Petraeus: Afghanistan fight to shift eastward
Monday, July 4, 2011
KABUL, Afghanistan (AP) — The outgoing commander of U.S. and NATO forces in Afghanistan said Monday that the focus of the war will shift in coming months from Taliban strongholds in the south to the eastern border with Pakistan where insurgents closest to al-Qaida and other militants hold sway.
On his last Fourth of July in uniform before becoming the new CIA director, Gen. David Petraeus said that come fall, more special forces, intelligence, surveillance, air power will be concentrated in areas along Afghanistan’s rugged eastern border with Pakistan.

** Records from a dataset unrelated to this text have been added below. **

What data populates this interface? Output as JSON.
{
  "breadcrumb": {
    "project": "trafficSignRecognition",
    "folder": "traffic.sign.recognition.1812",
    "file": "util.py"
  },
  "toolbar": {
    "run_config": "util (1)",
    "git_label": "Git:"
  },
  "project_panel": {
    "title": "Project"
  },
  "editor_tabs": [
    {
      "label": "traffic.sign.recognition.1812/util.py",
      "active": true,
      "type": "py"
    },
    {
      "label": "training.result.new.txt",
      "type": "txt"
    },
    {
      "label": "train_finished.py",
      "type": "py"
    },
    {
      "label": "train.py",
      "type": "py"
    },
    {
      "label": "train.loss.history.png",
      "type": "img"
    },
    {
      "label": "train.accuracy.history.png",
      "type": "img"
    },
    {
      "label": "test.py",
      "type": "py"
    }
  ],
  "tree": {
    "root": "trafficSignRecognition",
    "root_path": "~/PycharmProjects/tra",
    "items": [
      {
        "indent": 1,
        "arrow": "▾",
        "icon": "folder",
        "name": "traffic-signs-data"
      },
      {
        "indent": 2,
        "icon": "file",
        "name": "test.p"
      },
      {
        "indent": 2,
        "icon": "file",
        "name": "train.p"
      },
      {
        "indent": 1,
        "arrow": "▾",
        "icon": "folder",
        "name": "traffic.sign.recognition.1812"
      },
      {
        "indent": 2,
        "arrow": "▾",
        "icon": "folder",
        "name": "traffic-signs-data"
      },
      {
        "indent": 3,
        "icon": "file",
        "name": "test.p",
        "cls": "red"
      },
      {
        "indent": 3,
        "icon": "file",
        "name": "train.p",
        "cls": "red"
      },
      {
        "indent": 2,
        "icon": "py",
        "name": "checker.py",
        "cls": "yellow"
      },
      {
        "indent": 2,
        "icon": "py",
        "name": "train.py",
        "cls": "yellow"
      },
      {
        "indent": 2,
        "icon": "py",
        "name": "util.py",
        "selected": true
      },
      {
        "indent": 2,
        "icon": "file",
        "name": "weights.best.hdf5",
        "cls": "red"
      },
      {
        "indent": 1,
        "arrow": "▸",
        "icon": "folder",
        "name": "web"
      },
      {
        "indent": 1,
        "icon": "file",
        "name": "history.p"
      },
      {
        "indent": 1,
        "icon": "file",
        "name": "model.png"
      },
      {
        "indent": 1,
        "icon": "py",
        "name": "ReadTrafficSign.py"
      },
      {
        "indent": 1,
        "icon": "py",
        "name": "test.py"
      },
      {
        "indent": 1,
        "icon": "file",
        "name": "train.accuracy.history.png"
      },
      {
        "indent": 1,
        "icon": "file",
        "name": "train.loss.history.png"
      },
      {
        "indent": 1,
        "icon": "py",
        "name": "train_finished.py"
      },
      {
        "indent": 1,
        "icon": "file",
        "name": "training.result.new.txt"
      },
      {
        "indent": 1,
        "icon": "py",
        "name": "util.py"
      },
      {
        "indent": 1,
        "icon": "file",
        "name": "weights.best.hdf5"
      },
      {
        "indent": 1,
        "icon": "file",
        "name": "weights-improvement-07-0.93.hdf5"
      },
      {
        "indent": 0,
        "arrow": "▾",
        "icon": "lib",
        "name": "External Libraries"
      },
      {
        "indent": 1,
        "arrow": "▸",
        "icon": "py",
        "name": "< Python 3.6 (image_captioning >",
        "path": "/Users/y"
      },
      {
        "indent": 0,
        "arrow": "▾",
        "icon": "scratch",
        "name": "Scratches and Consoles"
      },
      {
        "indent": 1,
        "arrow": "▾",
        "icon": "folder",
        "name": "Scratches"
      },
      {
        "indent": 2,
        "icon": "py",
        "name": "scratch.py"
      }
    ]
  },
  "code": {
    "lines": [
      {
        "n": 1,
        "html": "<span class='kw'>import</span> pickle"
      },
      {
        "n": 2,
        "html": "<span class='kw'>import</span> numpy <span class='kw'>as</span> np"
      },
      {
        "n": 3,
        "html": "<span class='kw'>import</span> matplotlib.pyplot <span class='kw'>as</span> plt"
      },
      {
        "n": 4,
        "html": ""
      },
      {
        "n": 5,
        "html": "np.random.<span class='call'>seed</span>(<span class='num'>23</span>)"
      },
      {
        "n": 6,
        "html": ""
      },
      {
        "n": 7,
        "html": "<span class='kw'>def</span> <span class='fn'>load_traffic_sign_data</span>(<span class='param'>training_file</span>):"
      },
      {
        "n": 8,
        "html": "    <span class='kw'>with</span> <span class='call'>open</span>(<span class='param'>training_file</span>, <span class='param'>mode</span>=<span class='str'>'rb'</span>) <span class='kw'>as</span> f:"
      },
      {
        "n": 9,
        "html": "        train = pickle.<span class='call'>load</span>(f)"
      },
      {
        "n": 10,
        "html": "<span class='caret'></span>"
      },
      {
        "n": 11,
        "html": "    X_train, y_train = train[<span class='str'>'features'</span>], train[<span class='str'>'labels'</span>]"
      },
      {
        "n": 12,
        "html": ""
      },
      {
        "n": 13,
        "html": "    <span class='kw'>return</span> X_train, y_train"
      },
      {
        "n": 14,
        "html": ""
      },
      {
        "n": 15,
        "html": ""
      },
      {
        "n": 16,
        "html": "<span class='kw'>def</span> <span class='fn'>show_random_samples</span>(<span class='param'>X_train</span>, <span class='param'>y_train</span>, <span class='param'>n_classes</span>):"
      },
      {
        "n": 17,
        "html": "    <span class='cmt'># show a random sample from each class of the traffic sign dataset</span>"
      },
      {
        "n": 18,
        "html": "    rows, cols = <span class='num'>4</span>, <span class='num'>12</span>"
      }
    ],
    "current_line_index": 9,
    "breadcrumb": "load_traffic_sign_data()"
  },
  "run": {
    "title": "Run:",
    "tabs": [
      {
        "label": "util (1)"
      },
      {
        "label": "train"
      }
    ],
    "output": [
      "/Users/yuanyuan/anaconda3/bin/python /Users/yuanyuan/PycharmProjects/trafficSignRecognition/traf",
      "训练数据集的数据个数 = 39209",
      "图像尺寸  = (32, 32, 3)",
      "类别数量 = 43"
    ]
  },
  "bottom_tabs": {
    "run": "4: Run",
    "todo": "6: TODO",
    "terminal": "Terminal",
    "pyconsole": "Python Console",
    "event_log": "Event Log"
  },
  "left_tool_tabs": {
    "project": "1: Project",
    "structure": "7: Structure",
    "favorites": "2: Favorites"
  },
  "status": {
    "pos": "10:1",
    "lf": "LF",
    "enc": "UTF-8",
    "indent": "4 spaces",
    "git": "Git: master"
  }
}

There will be substantially more Afghan boots on the ground in the east and perhaps a small number of extra coalition forces too.

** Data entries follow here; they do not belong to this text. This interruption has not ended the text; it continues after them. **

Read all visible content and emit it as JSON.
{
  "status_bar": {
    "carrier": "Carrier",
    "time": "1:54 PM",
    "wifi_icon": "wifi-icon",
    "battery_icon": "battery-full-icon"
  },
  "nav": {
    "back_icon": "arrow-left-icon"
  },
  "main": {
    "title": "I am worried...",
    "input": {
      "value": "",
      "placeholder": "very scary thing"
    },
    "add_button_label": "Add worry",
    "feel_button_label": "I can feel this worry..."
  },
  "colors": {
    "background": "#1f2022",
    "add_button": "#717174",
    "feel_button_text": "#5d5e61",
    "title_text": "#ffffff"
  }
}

“There could be some small (coalition) forces that will move, but this is about shifting helicopters — lift and attack. It’s about shifting close-air support. It’s about shifting, above all, intelligence, surveillance and recognizance assets,” he said in interviews with The Associated Press and three other news outlets.
The U.S.-led coalition has concentrated most of its troops and attention in Helmand and Kandahar provinces in southern Afghanistan. That’s where the majority of the more than 30,000 U.S. reinforcements were deployed last year. They have made gains in clearing the territory and now are trying to hold it as the Afghan authorities and international donors rush in with plans for development and better governance.
However, the civilian effort in the south has lagged behind the progress on the battlefield and the fight continues.
According to an Associated Press tally, 26 of the 65 international troops, including Americans, who died in Afghanistan last month, were killed in Helmand where the coalition is now pushing north into other hotbeds of insurgents.
Five others were killed in neighboring Kandahar, the birthplace of the Taliban insurgency.
“The priority has been central Helmand province and Kandahar,” Petraeus said. “We have made significant progress there. ... It remains a tough fight because the enemy wants to come back and try to regain the momentum the Taliban had until we took it away sometime last fall.”
“We intend to hang on to those areas and solidify that progress and transition, increasingly, to a greater Afghan presence.”